• YOUR TASK: Nothing but the records, repeated word for word and free of pictures, belongs in the answer.

=== INPUT DATA ===

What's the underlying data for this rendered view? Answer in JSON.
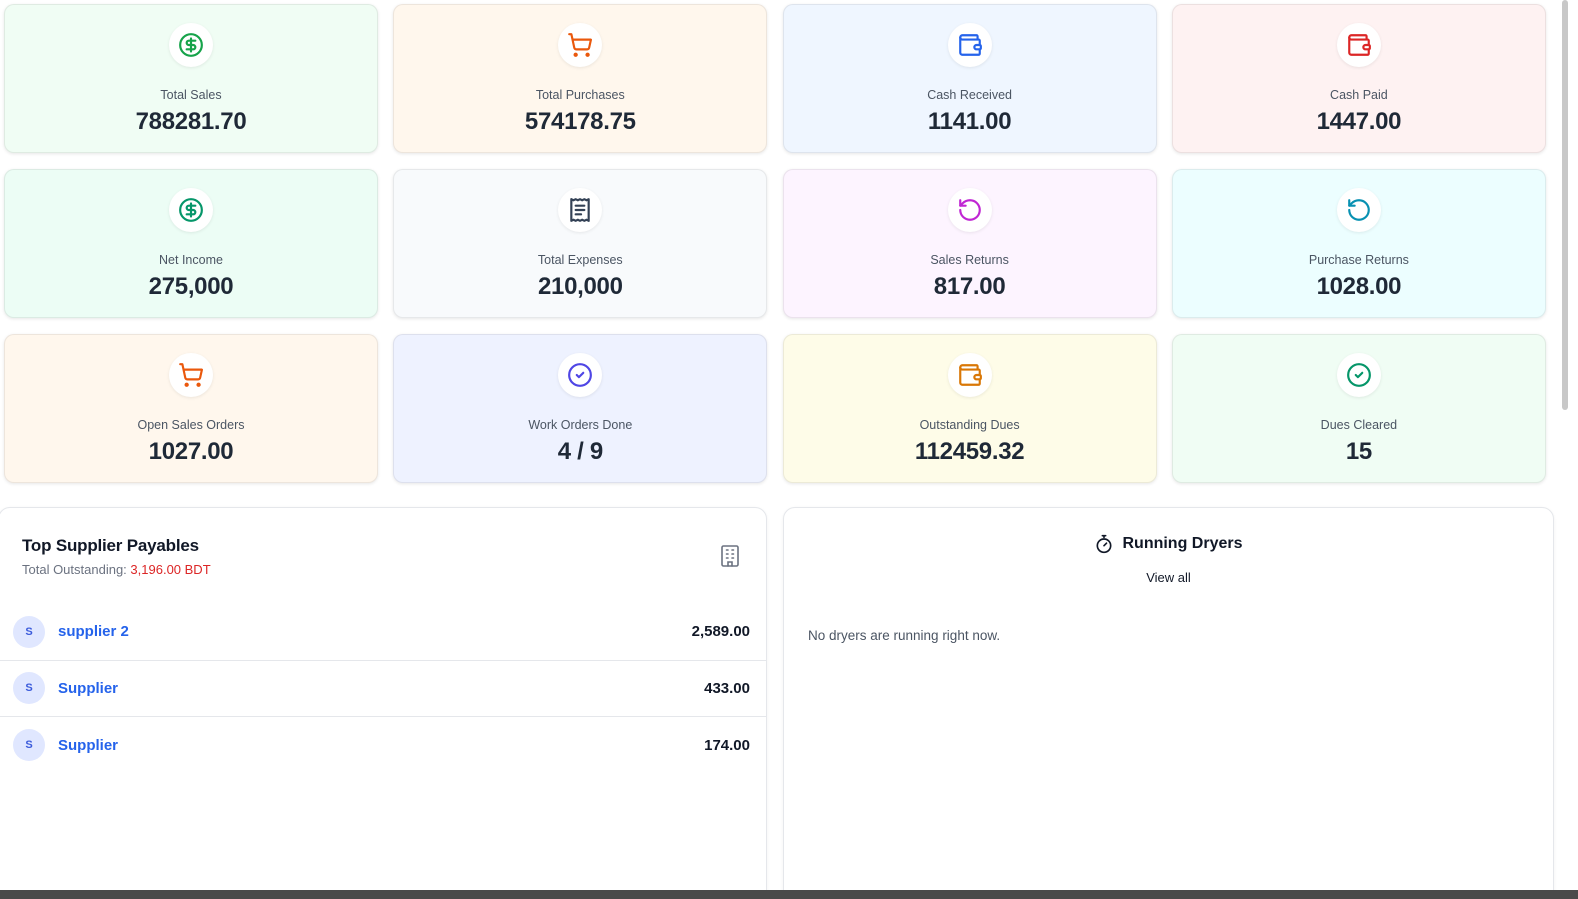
{
  "stats": [
    {
      "label": "Total Sales",
      "value": "788281.70",
      "icon": "dollar-icon",
      "bg": "#f0fdf4",
      "color": "#16a34a"
    },
    {
      "label": "Total Purchases",
      "value": "574178.75",
      "icon": "cart-icon",
      "bg": "#fff7ed",
      "color": "#ea580c"
    },
    {
      "label": "Cash Received",
      "value": "1141.00",
      "icon": "wallet-icon",
      "bg": "#eff6ff",
      "color": "#2563eb"
    },
    {
      "label": "Cash Paid",
      "value": "1447.00",
      "icon": "wallet-icon",
      "bg": "#fef2f2",
      "color": "#dc2626"
    },
    {
      "label": "Net Income",
      "value": "275,000",
      "icon": "dollar-icon",
      "bg": "#ecfdf5",
      "color": "#059669"
    },
    {
      "label": "Total Expenses",
      "value": "210,000",
      "icon": "receipt-icon",
      "bg": "#f8fafc",
      "color": "#334155"
    },
    {
      "label": "Sales Returns",
      "value": "817.00",
      "icon": "rotate-ccw-icon",
      "bg": "#fdf4ff",
      "color": "#c026d3"
    },
    {
      "label": "Purchase Returns",
      "value": "1028.00",
      "icon": "rotate-ccw-icon",
      "bg": "#ecfeff",
      "color": "#0891b2"
    },
    {
      "label": "Open Sales Orders",
      "value": "1027.00",
      "icon": "cart-icon",
      "bg": "#fff7ed",
      "color": "#ea580c"
    },
    {
      "label": "Work Orders Done",
      "value": "4 / 9",
      "icon": "check-circle-icon",
      "bg": "#eef2ff",
      "color": "#4f46e5"
    },
    {
      "label": "Outstanding Dues",
      "value": "112459.32",
      "icon": "wallet-icon",
      "bg": "#fefce8",
      "color": "#d97706"
    },
    {
      "label": "Dues Cleared",
      "value": "15",
      "icon": "check-circle-icon",
      "bg": "#f0fdf4",
      "color": "#059669"
    }
  ],
  "suppliers": {
    "title": "Top Supplier Payables",
    "total_label": "Total Outstanding:",
    "total_value": "3,196.00 BDT",
    "icon": "building-icon",
    "rows": [
      {
        "initial": "S",
        "name": "supplier 2",
        "amount": "2,589.00"
      },
      {
        "initial": "S",
        "name": "Supplier",
        "amount": "433.00"
      },
      {
        "initial": "S",
        "name": "Supplier",
        "amount": "174.00"
      }
    ]
  },
  "dryers": {
    "title": "Running Dryers",
    "icon": "stopwatch-icon",
    "view_all": "View all",
    "empty_text": "No dryers are running right now."
  }
}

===

• TASK OUTPUT:
What's the underlying data for this rendered view? Answer in JSON.
{
  "stats": [
    {
      "label": "Total Sales",
      "value": "788281.70",
      "icon": "dollar-icon",
      "bg": "#f0fdf4",
      "color": "#16a34a"
    },
    {
      "label": "Total Purchases",
      "value": "574178.75",
      "icon": "cart-icon",
      "bg": "#fff7ed",
      "color": "#ea580c"
    },
    {
      "label": "Cash Received",
      "value": "1141.00",
      "icon": "wallet-icon",
      "bg": "#eff6ff",
      "color": "#2563eb"
    },
    {
      "label": "Cash Paid",
      "value": "1447.00",
      "icon": "wallet-icon",
      "bg": "#fef2f2",
      "color": "#dc2626"
    },
    {
      "label": "Net Income",
      "value": "275,000",
      "icon": "dollar-icon",
      "bg": "#ecfdf5",
      "color": "#059669"
    },
    {
      "label": "Total Expenses",
      "value": "210,000",
      "icon": "receipt-icon",
      "bg": "#f8fafc",
      "color": "#334155"
    },
    {
      "label": "Sales Returns",
      "value": "817.00",
      "icon": "rotate-ccw-icon",
      "bg": "#fdf4ff",
      "color": "#c026d3"
    },
    {
      "label": "Purchase Returns",
      "value": "1028.00",
      "icon": "rotate-ccw-icon",
      "bg": "#ecfeff",
      "color": "#0891b2"
    },
    {
      "label": "Open Sales Orders",
      "value": "1027.00",
      "icon": "cart-icon",
      "bg": "#fff7ed",
      "color": "#ea580c"
    },
    {
      "label": "Work Orders Done",
      "value": "4 / 9",
      "icon": "check-circle-icon",
      "bg": "#eef2ff",
      "color": "#4f46e5"
    },
    {
      "label": "Outstanding Dues",
      "value": "112459.32",
      "icon": "wallet-icon",
      "bg": "#fefce8",
      "color": "#d97706"
    },
    {
      "label": "Dues Cleared",
      "value": "15",
      "icon": "check-circle-icon",
      "bg": "#f0fdf4",
      "color": "#059669"
    }
  ],
  "suppliers": {
    "title": "Top Supplier Payables",
    "total_label": "Total Outstanding:",
    "total_value": "3,196.00 BDT",
    "icon": "building-icon",
    "rows": [
      {
        "initial": "S",
        "name": "supplier 2",
        "amount": "2,589.00"
      },
      {
        "initial": "S",
        "name": "Supplier",
        "amount": "433.00"
      },
      {
        "initial": "S",
        "name": "Supplier",
        "amount": "174.00"
      }
    ]
  },
  "dryers": {
    "title": "Running Dryers",
    "icon": "stopwatch-icon",
    "view_all": "View all",
    "empty_text": "No dryers are running right now."
  }
}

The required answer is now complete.